Background: Laparoscopic nephrectomy is the standard of care for nephrectomy in most developed countries. Its adoption in our setting has been limited due to lack of equipment and expertise. This paper sets out to show that laparoscopic nephrectomy is technically feasible in the state sector in South Africa. Methods: A retrospective chart review was performed of all patients having undergone nephrectomy over a five-year period at two state hospitals in KwaZulu-Natal Province, South Africa. Demographic information, pre-operative imaging findings, operative information and post-operative outcomes were analysed. Results: Nephrectomy was performed in 196 patients. Open nephrectomy (ON) was the intended surgical approach in 73% (n = 143) and laparoscopic nephrectomy (LN) in 27% (n = 53). The conversion rate from LN to ON was 11% (n = 6). For malignancies, there was no difference in surgical resection margin status across the ON, LN and conversion groups; however, tumour size was larger in the conversion group compared to the LN group.

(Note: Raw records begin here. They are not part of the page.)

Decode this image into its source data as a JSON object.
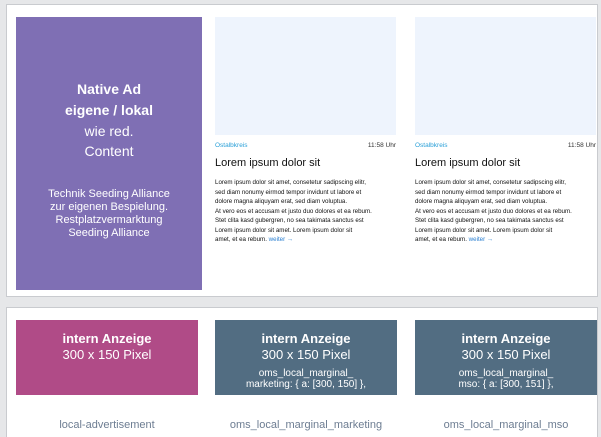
{
  "native_ad": {
    "title_line1": "Native Ad",
    "title_line2": "eigene / lokal",
    "subtitle_line1": "wie red.",
    "subtitle_line2": "Content",
    "desc_line1": "Technik Seeding Alliance",
    "desc_line2": "zur eigenen Bespielung.",
    "desc_line3": "Restplatzvermarktung",
    "desc_line4": "Seeding Alliance",
    "color": "#7f6fb4"
  },
  "articles": [
    {
      "region": "Ostalbkreis",
      "time": "11:58 Uhr",
      "title": "Lorem ipsum dolor sit",
      "body": [
        "Lorem ipsum dolor sit amet, consetetur sadipscing elitr,",
        "sed diam nonumy eirmod tempor invidunt ut labore et",
        "dolore magna aliquyam erat, sed diam voluptua.",
        "At vero eos et accusam et justo duo dolores et ea rebum.",
        "Stet clita kasd gubergren, no sea takimata sanctus est",
        "Lorem ipsum dolor sit amet. Lorem ipsum dolor sit",
        "amet,  et ea rebum."
      ],
      "more": "weiter →"
    },
    {
      "region": "Ostalbkreis",
      "time": "11:58 Uhr",
      "title": "Lorem ipsum dolor sit",
      "body": [
        "Lorem ipsum dolor sit amet, consetetur sadipscing elitr,",
        "sed diam nonumy eirmod tempor invidunt ut labore et",
        "dolore magna aliquyam erat, sed diam voluptua.",
        "At vero eos et accusam et justo duo dolores et ea rebum.",
        "Stet clita kasd gubergren, no sea takimata sanctus est",
        "Lorem ipsum dolor sit amet. Lorem ipsum dolor sit",
        "amet,  et ea rebum."
      ],
      "more": "weiter →"
    }
  ],
  "ads": [
    {
      "heading": "intern Anzeige",
      "size": "300 x 150 Pixel",
      "code_line1": "",
      "code_line2": "",
      "label": "local-advertisement",
      "color": "#b04b87"
    },
    {
      "heading": "intern Anzeige",
      "size": "300 x 150 Pixel",
      "code_line1": "oms_local_marginal_",
      "code_line2": "marketing: { a: [300, 150] },",
      "label": "oms_local_marginal_marketing",
      "color": "#526d82"
    },
    {
      "heading": "intern Anzeige",
      "size": "300 x 150 Pixel",
      "code_line1": "oms_local_marginal_",
      "code_line2": "mso: { a: [300, 151] },",
      "label": "oms_local_marginal_mso",
      "color": "#526d82"
    }
  ]
}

Estimated blood loss and transfusion rates were lower in the LN group. The average length of hospital stay was shorter in the LN group (5 vs 10 days). High dependency unit (HDU) admission rate was lower in the LN group (12.1%) compared to the ON group (50%) and the conversion group (40%). No difference in high-grade complications was noted between the ON and LN groups, and more patients in the LN group (82.5%) had no complications compared to the open group (9.9%). Conclusion: LN is non-inferior to ON in terms of operative time, oncology outcomes and high-grade complications. LN is superior in terms of blood loss, transfusion rate, length of hospital stay and overall complication rate. LN appears to show technical feasibility in the state sector and highlights the need for laparoscopic training.
- South Africa